If I knew where God was I’d sue. Shall not the Judge of all the earth do what is right? Surely there is one who will take my case. I know that I have a living advocate to plead my cause. Somewhere there is a goel for me, a redeeming relative; some kin to help me save my skin. If I could just get God into court, I know I could get justice. I know I can’t win against God, but if I could just have my day in court, if I could just have my say, if I could just give God a piece of my mind, then I’d know there’s still justice and righteousness in the universe. If I could just see God.

God appeared to Job in a whirlwind.
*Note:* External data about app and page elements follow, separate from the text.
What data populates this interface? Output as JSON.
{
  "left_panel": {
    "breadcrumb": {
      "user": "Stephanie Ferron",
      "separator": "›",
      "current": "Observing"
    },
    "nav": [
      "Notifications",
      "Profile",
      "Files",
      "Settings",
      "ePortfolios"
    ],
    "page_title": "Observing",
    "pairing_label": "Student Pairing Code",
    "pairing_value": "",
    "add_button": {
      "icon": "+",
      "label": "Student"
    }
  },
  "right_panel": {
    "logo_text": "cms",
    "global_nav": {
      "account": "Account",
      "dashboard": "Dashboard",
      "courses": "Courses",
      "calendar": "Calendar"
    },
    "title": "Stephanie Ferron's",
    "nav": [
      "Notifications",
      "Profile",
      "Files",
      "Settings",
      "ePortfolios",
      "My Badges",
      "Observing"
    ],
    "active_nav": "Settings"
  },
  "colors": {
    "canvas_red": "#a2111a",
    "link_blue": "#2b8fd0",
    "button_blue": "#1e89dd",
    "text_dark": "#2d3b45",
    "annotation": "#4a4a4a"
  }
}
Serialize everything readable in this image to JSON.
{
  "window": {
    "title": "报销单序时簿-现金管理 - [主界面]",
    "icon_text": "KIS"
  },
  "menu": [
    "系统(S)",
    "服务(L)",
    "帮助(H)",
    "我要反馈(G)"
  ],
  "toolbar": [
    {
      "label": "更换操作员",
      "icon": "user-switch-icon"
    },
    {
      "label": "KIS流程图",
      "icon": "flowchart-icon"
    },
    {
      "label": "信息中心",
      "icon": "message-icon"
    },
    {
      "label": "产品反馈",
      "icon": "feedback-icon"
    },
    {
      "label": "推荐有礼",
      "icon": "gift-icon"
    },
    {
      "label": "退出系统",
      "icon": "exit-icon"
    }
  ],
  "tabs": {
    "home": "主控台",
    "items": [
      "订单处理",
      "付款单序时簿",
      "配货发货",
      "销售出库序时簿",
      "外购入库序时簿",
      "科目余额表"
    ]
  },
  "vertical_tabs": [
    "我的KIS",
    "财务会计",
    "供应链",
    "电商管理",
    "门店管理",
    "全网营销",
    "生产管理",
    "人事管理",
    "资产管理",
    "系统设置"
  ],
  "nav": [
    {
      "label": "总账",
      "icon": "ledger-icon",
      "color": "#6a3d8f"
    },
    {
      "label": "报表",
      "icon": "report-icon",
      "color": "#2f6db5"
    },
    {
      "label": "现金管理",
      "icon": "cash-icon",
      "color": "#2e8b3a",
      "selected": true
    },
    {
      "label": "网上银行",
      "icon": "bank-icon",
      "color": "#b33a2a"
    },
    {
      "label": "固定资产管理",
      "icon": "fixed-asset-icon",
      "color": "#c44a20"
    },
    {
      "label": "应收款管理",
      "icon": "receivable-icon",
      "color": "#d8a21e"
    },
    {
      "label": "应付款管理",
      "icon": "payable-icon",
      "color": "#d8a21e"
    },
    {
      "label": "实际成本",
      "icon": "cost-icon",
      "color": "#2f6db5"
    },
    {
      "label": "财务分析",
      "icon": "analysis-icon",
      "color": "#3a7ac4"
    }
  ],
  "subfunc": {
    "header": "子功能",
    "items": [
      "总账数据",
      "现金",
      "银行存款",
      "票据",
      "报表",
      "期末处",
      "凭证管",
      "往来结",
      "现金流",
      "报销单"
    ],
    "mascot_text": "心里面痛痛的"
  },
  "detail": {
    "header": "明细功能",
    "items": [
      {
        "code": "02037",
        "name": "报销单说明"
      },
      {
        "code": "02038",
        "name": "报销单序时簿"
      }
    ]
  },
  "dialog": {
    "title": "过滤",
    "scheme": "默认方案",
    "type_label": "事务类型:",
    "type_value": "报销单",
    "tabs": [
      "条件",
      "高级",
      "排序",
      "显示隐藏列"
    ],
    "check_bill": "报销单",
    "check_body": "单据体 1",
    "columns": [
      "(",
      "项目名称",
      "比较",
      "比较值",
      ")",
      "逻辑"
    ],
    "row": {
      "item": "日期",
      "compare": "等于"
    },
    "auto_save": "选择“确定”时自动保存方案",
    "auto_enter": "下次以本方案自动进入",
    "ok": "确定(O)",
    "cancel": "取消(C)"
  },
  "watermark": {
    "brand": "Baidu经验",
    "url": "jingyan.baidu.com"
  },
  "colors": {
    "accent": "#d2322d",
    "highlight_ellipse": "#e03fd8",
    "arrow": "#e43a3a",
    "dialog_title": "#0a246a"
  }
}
God was hidden from Hezekiah by the veil between the holy place and the most holy place. God appeared to a virgin girl named Miriam, called Mary in the flesh and blood of her own body.  God appeared to prophets and kings, shepherds, philosophers and astrologers as a baby in the stench of a stable. God appeared to the people of Israel as a rabbi who couldn’t keep his more 5000-member congregation together. And God appeared to the world on a cross-shaped lynching tree. God appeared to the women, Mary and Salome and Johanna and the other Mary who were the apostles to the apostles. And I’m here to tell you that God still appears. Not in the body that walked the earth two thousand years ago – although I hear it’s making a comeback – but God appears in the bodies and lives and ministries of God’s servants. God is here. Right now. And in the presence of God, all of our brokenness is welcome, redeemed and transformed. Tell God all about it. And if you can’t say a mumbling word. That’s all right too.

In the Name of God, the Author, the Word and the Translator. Amen